left to do in terms of installation is secure the pump to the CPU socket but this does mean the cooler isn’t compatible with other CPU sockets, so it isn’t transferrable if you switch to a different socket in the future.
On the flip side, it’s one of the easiest coolers to install we’ve ever come across, taking under five minutes to apply the included thermal paste, mount the pump, and install the radiator and fans. Screws are also included to mount the radiator straight into your case, as you would do in the roof.
What’s more, the pump sports digital RGB lighting, with a fantastic holographic effect that looks seriously funky compared with the basic lighting on its predecessor. It’s not garish, though, and you can control it using a 3-pin RGB header, or an included SA TA-powered controller if you’d rather not use your motherboard’s RGB software.
Our Threadrippertest system includes a 3rd-gen Zen 2 Threadripper 3960X, which has 24 cores and 48 threads, and has been overclocked to 4.2GHz with a vcore of 1.265V to keep results consistent. At idle and medium loads, the Masterliquid ML360 MirrorTR4 was inaudible outside of our case, which is great.
With the fans and pump at full speed, the CPU delta T topped out at 52°C, which was actually rc warmer than the original cooler, but essentially within the margin of error of our testing. Still, this was far better than the Corsair H150i Pro XT and rc cooler than the NZXT Kraken X73 too.

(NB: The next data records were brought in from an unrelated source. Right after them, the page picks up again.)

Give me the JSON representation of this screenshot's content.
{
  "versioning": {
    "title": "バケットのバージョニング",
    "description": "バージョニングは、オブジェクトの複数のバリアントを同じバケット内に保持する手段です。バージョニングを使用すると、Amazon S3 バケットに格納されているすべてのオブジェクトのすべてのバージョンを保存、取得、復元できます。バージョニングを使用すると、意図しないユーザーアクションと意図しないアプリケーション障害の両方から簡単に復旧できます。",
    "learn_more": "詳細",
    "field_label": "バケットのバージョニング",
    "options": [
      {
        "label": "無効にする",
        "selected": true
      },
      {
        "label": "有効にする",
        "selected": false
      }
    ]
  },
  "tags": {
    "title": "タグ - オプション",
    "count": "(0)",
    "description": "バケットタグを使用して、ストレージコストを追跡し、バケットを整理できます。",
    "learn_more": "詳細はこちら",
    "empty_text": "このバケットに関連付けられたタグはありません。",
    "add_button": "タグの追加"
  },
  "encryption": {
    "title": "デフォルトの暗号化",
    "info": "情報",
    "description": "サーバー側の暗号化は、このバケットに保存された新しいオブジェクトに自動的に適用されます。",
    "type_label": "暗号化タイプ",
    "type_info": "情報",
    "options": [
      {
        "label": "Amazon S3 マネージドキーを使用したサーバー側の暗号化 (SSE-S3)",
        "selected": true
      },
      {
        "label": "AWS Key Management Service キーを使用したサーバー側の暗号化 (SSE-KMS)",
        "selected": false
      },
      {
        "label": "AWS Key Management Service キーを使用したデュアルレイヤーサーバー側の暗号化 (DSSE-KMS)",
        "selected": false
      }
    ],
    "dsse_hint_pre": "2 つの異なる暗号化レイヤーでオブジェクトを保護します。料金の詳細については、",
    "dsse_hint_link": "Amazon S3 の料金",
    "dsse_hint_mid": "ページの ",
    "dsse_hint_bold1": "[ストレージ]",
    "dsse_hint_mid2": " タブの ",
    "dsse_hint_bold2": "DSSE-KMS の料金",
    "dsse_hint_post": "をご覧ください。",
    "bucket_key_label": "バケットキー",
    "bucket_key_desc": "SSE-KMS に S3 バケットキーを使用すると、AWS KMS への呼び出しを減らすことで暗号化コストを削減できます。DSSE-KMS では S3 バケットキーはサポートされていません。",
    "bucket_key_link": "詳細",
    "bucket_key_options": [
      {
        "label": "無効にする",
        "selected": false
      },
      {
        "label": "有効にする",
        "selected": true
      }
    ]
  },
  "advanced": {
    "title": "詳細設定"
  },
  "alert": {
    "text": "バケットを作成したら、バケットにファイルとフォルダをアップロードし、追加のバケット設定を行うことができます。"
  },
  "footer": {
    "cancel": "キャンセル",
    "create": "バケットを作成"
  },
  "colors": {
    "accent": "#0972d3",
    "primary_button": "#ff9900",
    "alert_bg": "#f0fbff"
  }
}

It was also quieter than all the coolers we’ve included in the graphs and we’d easily choose it over the Master liquid ML360 RGB TR4 for the slightly lower noise levels at full speed. The fans are certainly audible, but are never unpleasant so they won’t be irritating when you’re in the middle of lengthy rendering sessions. In any event it’s easily up to the task of handling an overclocked Threadripper CPU.
With an incredibly simple installation that takes minutes, a reasonable price tag for the performance, low noise levels and attractive RGB lighting, the Cooler Master Master liquid ML360 Mirror TR4 is an excellent AIO liquid cooler for Threadripper owners. Those three qualities are enough for an award, so if they’re your main concern, this is the cooler to buy.
You can get slightly more for your cash, though, from the likes of NZXT’s Kraken X63, which offered similar cooling plus the benefit of software control for its fans, pump and lighting for about the same price. If low noise is your primary goal and you’re keen to fill that triple 120mm fan mount in your case, though, the Master liquid ML360 Mirror TR4 is an excellent choice.
Great cooling, low noise and easy installation, but it comes with precious few other features.
- Good cooling
- Compact radiator
- Easy to install
- No software control
- No RGB fans
- Other coolers offer more for the cash